++++ Records shown
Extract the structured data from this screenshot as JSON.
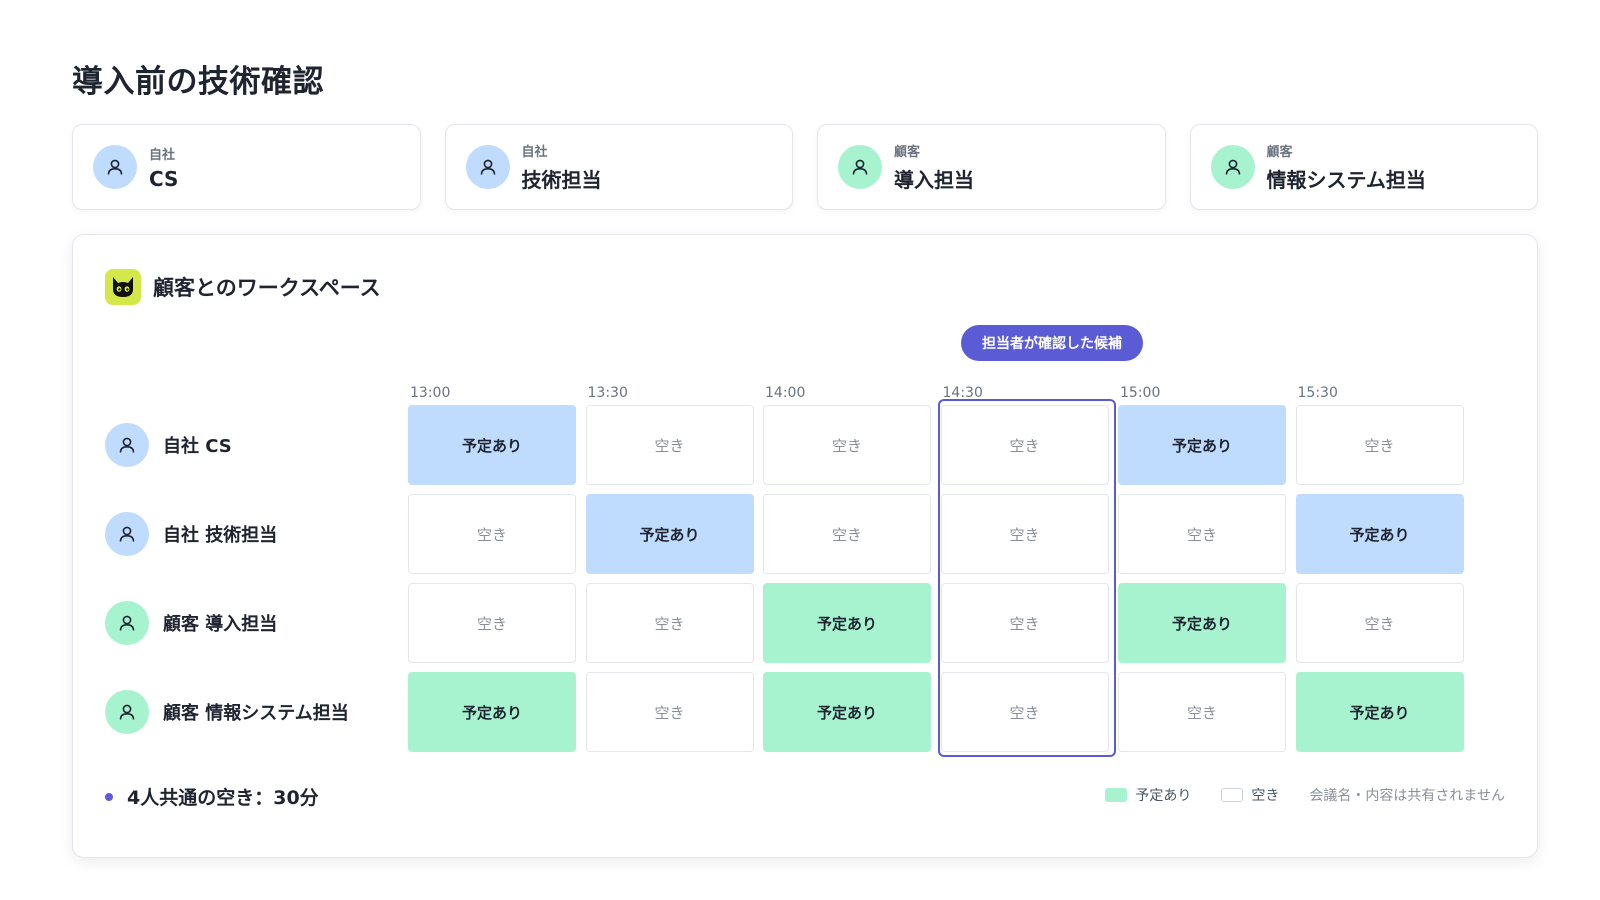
{
  "page": {
    "title": "導入前の技術確認"
  },
  "participants": [
    {
      "org": "自社",
      "role": "CS",
      "color": "blue"
    },
    {
      "org": "自社",
      "role": "技術担当",
      "color": "blue"
    },
    {
      "org": "顧客",
      "role": "導入担当",
      "color": "green"
    },
    {
      "org": "顧客",
      "role": "情報システム担当",
      "color": "green"
    }
  ],
  "workspace": {
    "title": "顧客とのワークスペース",
    "logo_icon": "cat-icon",
    "candidate_badge": "担当者が確認した候補",
    "times": [
      "13:00",
      "13:30",
      "14:00",
      "14:30",
      "15:00",
      "15:30"
    ],
    "rows": [
      {
        "label": "自社 CS",
        "color": "blue",
        "slots": [
          "予定あり",
          "空き",
          "空き",
          "空き",
          "予定あり",
          "空き"
        ]
      },
      {
        "label": "自社 技術担当",
        "color": "blue",
        "slots": [
          "空き",
          "予定あり",
          "空き",
          "空き",
          "空き",
          "予定あり"
        ]
      },
      {
        "label": "顧客 導入担当",
        "color": "green",
        "slots": [
          "空き",
          "空き",
          "予定あり",
          "空き",
          "予定あり",
          "空き"
        ]
      },
      {
        "label": "顧客 情報システム担当",
        "color": "green",
        "slots": [
          "予定あり",
          "空き",
          "予定あり",
          "空き",
          "空き",
          "予定あり"
        ]
      }
    ],
    "candidate_column_index": 3,
    "footer": {
      "common_free": "4人共通の空き：30分",
      "legend_busy": "予定あり",
      "legend_free": "空き",
      "privacy_note": "会議名・内容は共有されません"
    }
  },
  "colors": {
    "accent": "#5b5bd6",
    "busy_blue": "#bfdbfe",
    "busy_green": "#a7f3d0",
    "logo_bg": "#d4e84a"
  }
}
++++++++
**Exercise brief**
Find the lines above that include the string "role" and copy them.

**Output**
      "role": "CS",
      "role": "技術担当",
      "role": "導入担当",
      "role": "情報システム担当",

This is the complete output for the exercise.